Background of the UPI Controversy

The National Payments Corporation of India (NPCI), which operates the UPI, has set a market-share cap of 30% on UPI transactions for any digital payments entity. The implementation of the rule is scheduled for January 2023.. However, major players like PhonePe and Google Pay, which each have an average of 80% share on the digital payments network, are lobbying for a delay in the implementation of this cap.

PhonePe has requested a delay of at least three years, while Google Pay has also had consultations with NPCI regarding an extension. New entrants like Tata group’s super app Tata Neu and WhatsApp Pay, which had less than 1% of the overall UPI market in August, have not seen much traction.

Key Considerations in the Approach to Price Regulation

The RBI's recent paper on payment system fees, particularly the zero-charge model for UPI transactions, has sparked significant public discourse. The absence of commercial compensation through the zero merchant discount rate (MDR) has been cited by the NPCI and numerous market players as a reason to shift away from this framework, as it can discourage new market entrants and hinder investments in enhancing consumer protection and security.
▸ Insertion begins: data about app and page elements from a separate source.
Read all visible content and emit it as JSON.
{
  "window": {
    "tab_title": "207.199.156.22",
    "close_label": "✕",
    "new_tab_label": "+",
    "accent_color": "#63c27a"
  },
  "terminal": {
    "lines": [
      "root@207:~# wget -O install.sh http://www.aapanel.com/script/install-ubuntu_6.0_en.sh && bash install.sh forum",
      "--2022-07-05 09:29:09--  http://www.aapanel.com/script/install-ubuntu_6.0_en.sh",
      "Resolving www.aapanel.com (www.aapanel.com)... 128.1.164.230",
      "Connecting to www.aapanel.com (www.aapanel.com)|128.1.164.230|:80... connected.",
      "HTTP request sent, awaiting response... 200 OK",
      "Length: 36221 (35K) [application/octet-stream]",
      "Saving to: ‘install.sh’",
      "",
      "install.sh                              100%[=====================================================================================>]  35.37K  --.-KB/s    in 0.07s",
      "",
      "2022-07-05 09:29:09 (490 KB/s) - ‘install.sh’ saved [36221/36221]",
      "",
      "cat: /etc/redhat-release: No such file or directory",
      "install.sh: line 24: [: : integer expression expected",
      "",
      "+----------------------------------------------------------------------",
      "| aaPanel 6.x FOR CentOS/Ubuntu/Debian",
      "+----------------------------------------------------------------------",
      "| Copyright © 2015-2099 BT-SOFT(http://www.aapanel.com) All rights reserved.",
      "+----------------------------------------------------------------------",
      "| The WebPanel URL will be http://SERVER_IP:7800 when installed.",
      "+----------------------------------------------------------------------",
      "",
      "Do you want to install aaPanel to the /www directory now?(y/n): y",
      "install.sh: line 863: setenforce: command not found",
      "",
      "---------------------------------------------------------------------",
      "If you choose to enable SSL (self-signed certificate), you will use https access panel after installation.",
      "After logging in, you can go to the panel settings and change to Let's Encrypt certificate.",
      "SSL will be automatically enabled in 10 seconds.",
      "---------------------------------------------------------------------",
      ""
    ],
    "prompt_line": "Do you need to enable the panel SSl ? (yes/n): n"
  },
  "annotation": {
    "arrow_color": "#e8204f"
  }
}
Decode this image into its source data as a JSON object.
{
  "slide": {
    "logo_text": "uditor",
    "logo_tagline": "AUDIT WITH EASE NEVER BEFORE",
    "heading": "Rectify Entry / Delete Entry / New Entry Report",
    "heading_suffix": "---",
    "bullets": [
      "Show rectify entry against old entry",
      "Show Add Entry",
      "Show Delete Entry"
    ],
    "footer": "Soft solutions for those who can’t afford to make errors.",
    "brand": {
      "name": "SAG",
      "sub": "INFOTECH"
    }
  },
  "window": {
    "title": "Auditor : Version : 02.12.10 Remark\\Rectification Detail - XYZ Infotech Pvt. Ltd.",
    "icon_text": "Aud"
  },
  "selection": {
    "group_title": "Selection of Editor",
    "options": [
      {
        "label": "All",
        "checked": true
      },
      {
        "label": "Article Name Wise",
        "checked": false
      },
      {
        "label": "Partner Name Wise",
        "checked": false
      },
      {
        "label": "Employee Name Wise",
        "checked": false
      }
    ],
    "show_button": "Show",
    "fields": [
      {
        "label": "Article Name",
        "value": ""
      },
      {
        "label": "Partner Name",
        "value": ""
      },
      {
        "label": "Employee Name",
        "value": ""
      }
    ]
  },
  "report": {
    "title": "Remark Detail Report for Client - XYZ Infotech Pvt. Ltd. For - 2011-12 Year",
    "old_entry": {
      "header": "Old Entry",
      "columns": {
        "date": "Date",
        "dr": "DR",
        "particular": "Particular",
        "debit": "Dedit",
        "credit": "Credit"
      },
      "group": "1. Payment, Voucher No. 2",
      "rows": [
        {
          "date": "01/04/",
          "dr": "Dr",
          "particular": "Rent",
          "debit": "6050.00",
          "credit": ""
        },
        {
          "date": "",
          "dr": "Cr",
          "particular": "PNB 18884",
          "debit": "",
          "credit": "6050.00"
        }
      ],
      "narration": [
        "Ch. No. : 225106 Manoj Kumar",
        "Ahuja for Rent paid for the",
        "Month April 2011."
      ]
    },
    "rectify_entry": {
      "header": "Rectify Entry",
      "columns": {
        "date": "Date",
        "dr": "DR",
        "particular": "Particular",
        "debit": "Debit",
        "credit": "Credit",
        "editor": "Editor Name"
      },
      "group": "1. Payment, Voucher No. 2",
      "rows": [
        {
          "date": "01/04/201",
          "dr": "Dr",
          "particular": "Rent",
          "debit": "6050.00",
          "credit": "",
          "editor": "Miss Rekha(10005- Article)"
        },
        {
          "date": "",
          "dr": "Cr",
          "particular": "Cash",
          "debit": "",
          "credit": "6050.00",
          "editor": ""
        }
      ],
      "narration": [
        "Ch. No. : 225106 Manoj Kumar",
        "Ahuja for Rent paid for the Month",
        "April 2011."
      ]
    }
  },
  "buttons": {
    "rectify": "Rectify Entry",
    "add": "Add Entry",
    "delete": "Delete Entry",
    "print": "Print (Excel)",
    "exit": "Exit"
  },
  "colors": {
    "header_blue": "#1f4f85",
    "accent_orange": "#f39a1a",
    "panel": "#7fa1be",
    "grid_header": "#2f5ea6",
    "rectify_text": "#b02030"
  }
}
What is the UPI controversy

However, there are also concerns that a market-share cap could limit growth and innovation. Policymakers must be careful in striking a balance between market competition and consumer protection. The approach to price regulation of UPI should be based on a thorough analysis of the market dynamics and the interests of different stakeholders.


UPI has played a significant role in India's push towards a cashless economy. The controversy surrounding the market-share cap highlights the challenges of regulating a rapidly evolving market. Policymakers must navigate the competing interests of market players and consumers to promote fair competition and innovation in the digital payments ecosystem. Ultimately, the success of UPI will depend on striking the right balance between commercial viability and consumer protection.